#### TRY IT
Every entry below is to be retyped exactly as it stands.

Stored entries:
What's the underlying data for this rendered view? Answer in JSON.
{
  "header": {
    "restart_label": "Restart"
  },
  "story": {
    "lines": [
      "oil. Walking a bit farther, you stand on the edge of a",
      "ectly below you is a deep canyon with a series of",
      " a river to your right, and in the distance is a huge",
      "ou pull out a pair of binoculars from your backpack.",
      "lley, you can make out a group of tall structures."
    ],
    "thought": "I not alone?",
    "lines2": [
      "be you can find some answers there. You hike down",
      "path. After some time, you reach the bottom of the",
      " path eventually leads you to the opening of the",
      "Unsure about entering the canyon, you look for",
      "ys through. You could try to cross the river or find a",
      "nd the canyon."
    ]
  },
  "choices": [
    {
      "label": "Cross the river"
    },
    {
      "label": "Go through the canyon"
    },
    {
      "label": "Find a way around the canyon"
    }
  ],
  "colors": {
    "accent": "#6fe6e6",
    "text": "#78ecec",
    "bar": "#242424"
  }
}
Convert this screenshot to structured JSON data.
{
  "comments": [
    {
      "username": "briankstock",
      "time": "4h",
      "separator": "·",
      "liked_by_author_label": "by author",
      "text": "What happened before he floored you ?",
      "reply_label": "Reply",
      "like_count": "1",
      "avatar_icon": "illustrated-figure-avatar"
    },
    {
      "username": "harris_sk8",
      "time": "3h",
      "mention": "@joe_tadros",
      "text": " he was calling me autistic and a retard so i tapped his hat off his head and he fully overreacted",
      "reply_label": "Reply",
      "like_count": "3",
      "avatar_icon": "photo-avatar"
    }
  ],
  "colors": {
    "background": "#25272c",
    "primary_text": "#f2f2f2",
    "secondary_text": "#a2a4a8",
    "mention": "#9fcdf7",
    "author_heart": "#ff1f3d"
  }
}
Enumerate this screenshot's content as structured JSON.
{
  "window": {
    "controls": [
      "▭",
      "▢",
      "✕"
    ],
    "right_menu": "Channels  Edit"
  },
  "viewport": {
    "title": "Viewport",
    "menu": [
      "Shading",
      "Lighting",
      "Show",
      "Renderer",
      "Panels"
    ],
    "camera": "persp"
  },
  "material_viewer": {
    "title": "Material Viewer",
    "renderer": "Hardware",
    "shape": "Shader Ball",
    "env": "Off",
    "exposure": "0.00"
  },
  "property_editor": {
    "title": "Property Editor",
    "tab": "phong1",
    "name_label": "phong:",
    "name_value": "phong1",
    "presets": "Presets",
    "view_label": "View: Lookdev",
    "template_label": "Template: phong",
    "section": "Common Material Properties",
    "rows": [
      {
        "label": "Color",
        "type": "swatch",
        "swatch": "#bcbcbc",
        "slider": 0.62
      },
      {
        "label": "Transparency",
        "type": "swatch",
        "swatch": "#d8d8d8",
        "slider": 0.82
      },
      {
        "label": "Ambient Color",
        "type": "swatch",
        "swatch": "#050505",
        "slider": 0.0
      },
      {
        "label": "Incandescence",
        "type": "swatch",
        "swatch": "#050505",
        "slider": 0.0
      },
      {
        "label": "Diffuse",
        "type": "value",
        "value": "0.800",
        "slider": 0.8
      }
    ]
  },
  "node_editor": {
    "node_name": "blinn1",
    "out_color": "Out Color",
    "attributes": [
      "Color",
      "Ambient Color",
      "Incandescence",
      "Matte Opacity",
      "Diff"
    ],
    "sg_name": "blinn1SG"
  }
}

#### RESPONSE BOX
What's the underlying data for this rendered view? Answer in JSON.
{
  "header": {
    "restart_label": "Restart"
  },
  "story": {
    "lines": [
      "oil. Walking a bit farther, you stand on the edge of a",
      "ectly below you is a deep canyon with a series of",
      " a river to your right, and in the distance is a huge",
      "ou pull out a pair of binoculars from your backpack.",
      "lley, you can make out a group of tall structures."
    ],
    "thought": "I not alone?",
    "lines2": [
      "be you can find some answers there. You hike down",
      "path. After some time, you reach the bottom of the",
      " path eventually leads you to the opening of the",
      "Unsure about entering the canyon, you look for",
      "ys through. You could try to cross the river or find a",
      "nd the canyon."
    ]
  },
  "choices": [
    {
      "label": "Cross the river"
    },
    {
      "label": "Go through the canyon"
    },
    {
      "label": "Find a way around the canyon"
    }
  ],
  "colors": {
    "accent": "#6fe6e6",
    "text": "#78ecec",
    "bar": "#242424"
  }
}
Convert this screenshot to structured JSON data.
{
  "comments": [
    {
      "username": "briankstock",
      "time": "4h",
      "separator": "·",
      "liked_by_author_label": "by author",
      "text": "What happened before he floored you ?",
      "reply_label": "Reply",
      "like_count": "1",
      "avatar_icon": "illustrated-figure-avatar"
    },
    {
      "username": "harris_sk8",
      "time": "3h",
      "mention": "@joe_tadros",
      "text": " he was calling me autistic and a retard so i tapped his hat off his head and he fully overreacted",
      "reply_label": "Reply",
      "like_count": "3",
      "avatar_icon": "photo-avatar"
    }
  ],
  "colors": {
    "background": "#25272c",
    "primary_text": "#f2f2f2",
    "secondary_text": "#a2a4a8",
    "mention": "#9fcdf7",
    "author_heart": "#ff1f3d"
  }
}
Enumerate this screenshot's content as structured JSON.
{
  "window": {
    "controls": [
      "▭",
      "▢",
      "✕"
    ],
    "right_menu": "Channels  Edit"
  },
  "viewport": {
    "title": "Viewport",
    "menu": [
      "Shading",
      "Lighting",
      "Show",
      "Renderer",
      "Panels"
    ],
    "camera": "persp"
  },
  "material_viewer": {
    "title": "Material Viewer",
    "renderer": "Hardware",
    "shape": "Shader Ball",
    "env": "Off",
    "exposure": "0.00"
  },
  "property_editor": {
    "title": "Property Editor",
    "tab": "phong1",
    "name_label": "phong:",
    "name_value": "phong1",
    "presets": "Presets",
    "view_label": "View: Lookdev",
    "template_label": "Template: phong",
    "section": "Common Material Properties",
    "rows": [
      {
        "label": "Color",
        "type": "swatch",
        "swatch": "#bcbcbc",
        "slider": 0.62
      },
      {
        "label": "Transparency",
        "type": "swatch",
        "swatch": "#d8d8d8",
        "slider": 0.82
      },
      {
        "label": "Ambient Color",
        "type": "swatch",
        "swatch": "#050505",
        "slider": 0.0
      },
      {
        "label": "Incandescence",
        "type": "swatch",
        "swatch": "#050505",
        "slider": 0.0
      },
      {
        "label": "Diffuse",
        "type": "value",
        "value": "0.800",
        "slider": 0.8
      }
    ]
  },
  "node_editor": {
    "node_name": "blinn1",
    "out_color": "Out Color",
    "attributes": [
      "Color",
      "Ambient Color",
      "Incandescence",
      "Matte Opacity",
      "Diff"
    ],
    "sg_name": "blinn1SG"
  }
}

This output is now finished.